(LOUISVILLE, Ky.) — The toddler found among the bodies of her family members in a field outside a home in New Pekin, Ind., that was flattened by a powerful tornado, died Sunday of traumatic brain injuries.
Angel Babcock was taken to Kosair Children’s Hospital in Louisville, Ky., on Saturday, where she was placed on life support. The 15-month-old’s grandparents and doctors took her off life support because of the severity of her brain injuries, and she died Sunday at 4:10 p.m., according to the coroner.
“Angel has been reunited with her parents,” her grandfather, Jack Brough, said in a statement read by hospital staff. “We want to thank God for all of you and for your thoughts and prayers. God will bring you and all of us out of this. That is what it will take. All should look to God. The family would also like to thank all the wonderful staff and doctors at Kosair Children’s Hospital who have taken such kind care of Angel.”
Washington County Sheriff Claude Combs told ABC News that Angel was discovered near the bodies of her 20-year-old mother Moriah Brough and two younger siblings, Jaydon and Kendall, ages 2 years and 2 months old. The body of her 21-year-old father, Joseph Babcock, was also recovered from the field following Friday’s twisters.

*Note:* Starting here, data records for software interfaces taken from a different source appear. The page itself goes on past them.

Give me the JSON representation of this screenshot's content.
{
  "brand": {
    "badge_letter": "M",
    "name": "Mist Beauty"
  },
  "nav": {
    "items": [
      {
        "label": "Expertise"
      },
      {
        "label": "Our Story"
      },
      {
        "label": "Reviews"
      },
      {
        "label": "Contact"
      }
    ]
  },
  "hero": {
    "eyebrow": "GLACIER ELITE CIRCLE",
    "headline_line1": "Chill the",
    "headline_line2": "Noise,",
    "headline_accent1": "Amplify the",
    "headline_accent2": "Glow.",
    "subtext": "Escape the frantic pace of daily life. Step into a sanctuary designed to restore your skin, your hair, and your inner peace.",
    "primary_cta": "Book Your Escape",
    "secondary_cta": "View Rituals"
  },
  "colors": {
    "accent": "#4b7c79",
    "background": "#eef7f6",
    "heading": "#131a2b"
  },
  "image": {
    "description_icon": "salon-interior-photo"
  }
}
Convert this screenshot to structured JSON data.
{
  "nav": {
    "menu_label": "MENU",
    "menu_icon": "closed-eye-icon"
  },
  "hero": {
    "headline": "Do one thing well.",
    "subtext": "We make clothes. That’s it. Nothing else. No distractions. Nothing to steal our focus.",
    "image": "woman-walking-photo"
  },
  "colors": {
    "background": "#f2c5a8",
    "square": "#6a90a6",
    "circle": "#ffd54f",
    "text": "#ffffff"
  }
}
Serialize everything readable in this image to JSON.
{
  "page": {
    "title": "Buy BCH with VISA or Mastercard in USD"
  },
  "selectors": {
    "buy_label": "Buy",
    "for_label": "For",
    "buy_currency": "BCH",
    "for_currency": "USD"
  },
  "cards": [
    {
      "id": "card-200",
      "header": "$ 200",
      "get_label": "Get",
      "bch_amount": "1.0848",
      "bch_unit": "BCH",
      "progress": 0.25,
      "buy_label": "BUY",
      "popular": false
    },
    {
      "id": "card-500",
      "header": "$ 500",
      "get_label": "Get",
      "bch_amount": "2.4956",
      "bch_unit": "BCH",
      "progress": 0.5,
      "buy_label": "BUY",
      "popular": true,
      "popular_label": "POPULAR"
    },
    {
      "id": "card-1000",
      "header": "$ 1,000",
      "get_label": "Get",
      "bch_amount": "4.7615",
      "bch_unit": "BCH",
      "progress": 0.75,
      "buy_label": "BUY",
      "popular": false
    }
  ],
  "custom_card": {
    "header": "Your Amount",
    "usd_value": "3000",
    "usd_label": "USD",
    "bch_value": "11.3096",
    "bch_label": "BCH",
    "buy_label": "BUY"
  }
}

“I don’t even want to believe it,” Joseph Babcock’s best friend Justin Henley told ABC News affiliate WXYZ. “[Babcock] loved everybody. He never talked bad about anybody. He’s just a good person and he loved his kids a lot.”
“Kendall…was found in her car seat upside down. Jayden…was found under the rubble,” Sherry Young, Henley’s mother told WXYZ. “Joseph was found on the opposite side of the road from his house. Moriah was found underneath a tree. Angel was found out in the middle of the field all alone.”
Angel’s death brings the death toll to 39 across five states that were hit by tornados late last week.
A state of emergency was in effect in western Kentucky, where 20 people were killed by the dozens of tornados that ravaged the area Friday, leaving many cities looking like war zones. The tornados hit 19 counties and left at least 300 people injured in Kentucky.
Copyright 2012 ABC News Radio
Nate Eaton, EastIdahoNews.com
Eric Bradner, CNN
Max Blau, Steve Almasy and Catherine E. Shoichet, CNN